··· Information

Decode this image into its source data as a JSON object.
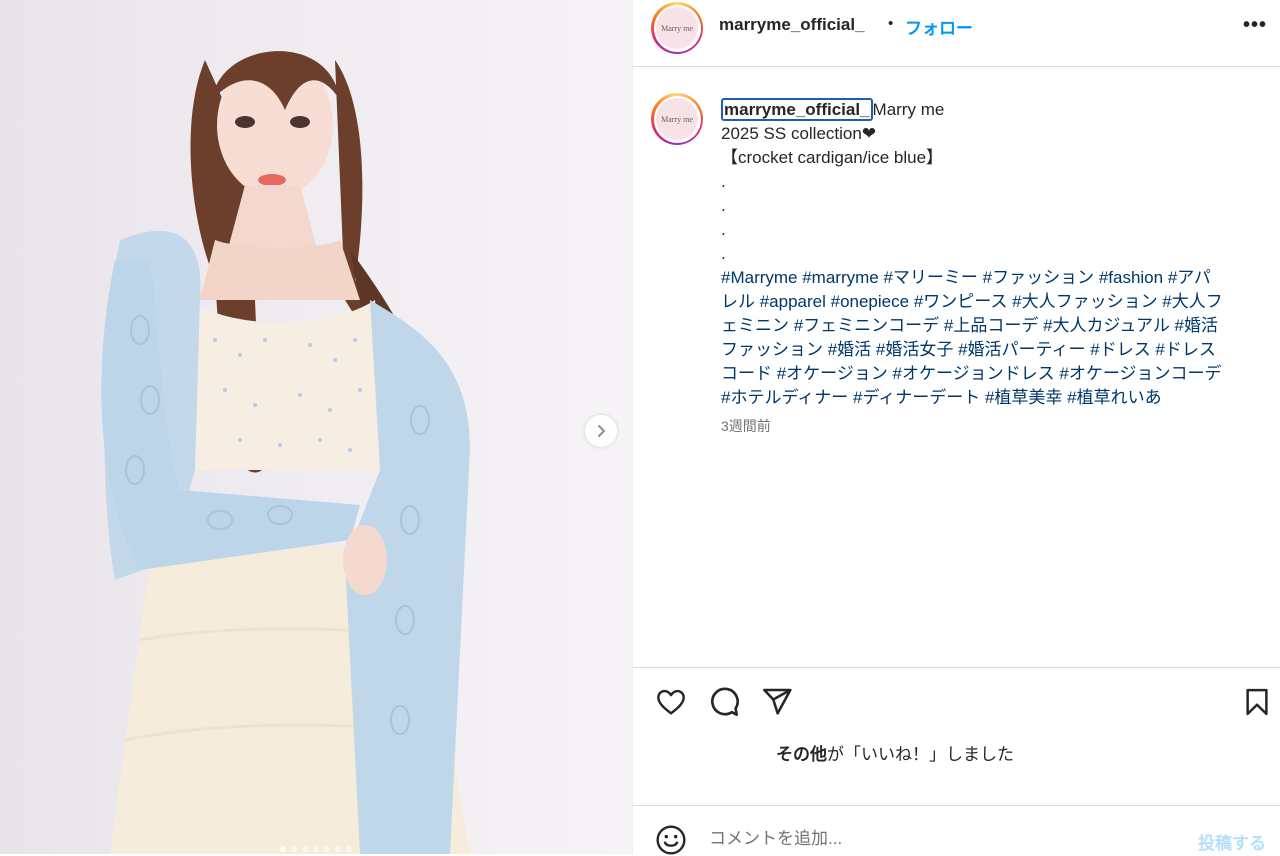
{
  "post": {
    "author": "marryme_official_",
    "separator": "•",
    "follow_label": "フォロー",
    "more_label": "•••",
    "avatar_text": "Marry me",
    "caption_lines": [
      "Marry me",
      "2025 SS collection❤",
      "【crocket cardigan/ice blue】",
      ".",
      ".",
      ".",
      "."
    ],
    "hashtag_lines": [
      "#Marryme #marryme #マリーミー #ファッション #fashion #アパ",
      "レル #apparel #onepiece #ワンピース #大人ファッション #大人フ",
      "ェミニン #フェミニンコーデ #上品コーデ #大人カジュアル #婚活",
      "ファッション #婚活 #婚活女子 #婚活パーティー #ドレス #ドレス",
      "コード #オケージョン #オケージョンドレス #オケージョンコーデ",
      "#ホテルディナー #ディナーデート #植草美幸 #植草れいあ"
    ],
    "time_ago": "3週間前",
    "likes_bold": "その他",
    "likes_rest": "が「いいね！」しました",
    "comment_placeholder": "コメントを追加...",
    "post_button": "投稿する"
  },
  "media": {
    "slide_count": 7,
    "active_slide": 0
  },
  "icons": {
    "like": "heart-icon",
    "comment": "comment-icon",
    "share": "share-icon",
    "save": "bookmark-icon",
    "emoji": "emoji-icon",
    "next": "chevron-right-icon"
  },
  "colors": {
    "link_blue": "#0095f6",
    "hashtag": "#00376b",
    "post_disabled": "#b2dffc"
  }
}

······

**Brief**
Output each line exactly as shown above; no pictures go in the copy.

**Task result**
Decode this image into its source data as a JSON object.
{
  "post": {
    "author": "marryme_official_",
    "separator": "•",
    "follow_label": "フォロー",
    "more_label": "•••",
    "avatar_text": "Marry me",
    "caption_lines": [
      "Marry me",
      "2025 SS collection❤",
      "【crocket cardigan/ice blue】",
      ".",
      ".",
      ".",
      "."
    ],
    "hashtag_lines": [
      "#Marryme #marryme #マリーミー #ファッション #fashion #アパ",
      "レル #apparel #onepiece #ワンピース #大人ファッション #大人フ",
      "ェミニン #フェミニンコーデ #上品コーデ #大人カジュアル #婚活",
      "ファッション #婚活 #婚活女子 #婚活パーティー #ドレス #ドレス",
      "コード #オケージョン #オケージョンドレス #オケージョンコーデ",
      "#ホテルディナー #ディナーデート #植草美幸 #植草れいあ"
    ],
    "time_ago": "3週間前",
    "likes_bold": "その他",
    "likes_rest": "が「いいね！」しました",
    "comment_placeholder": "コメントを追加...",
    "post_button": "投稿する"
  },
  "media": {
    "slide_count": 7,
    "active_slide": 0
  },
  "icons": {
    "like": "heart-icon",
    "comment": "comment-icon",
    "share": "share-icon",
    "save": "bookmark-icon",
    "emoji": "emoji-icon",
    "next": "chevron-right-icon"
  },
  "colors": {
    "link_blue": "#0095f6",
    "hashtag": "#00376b",
    "post_disabled": "#b2dffc"
  }
}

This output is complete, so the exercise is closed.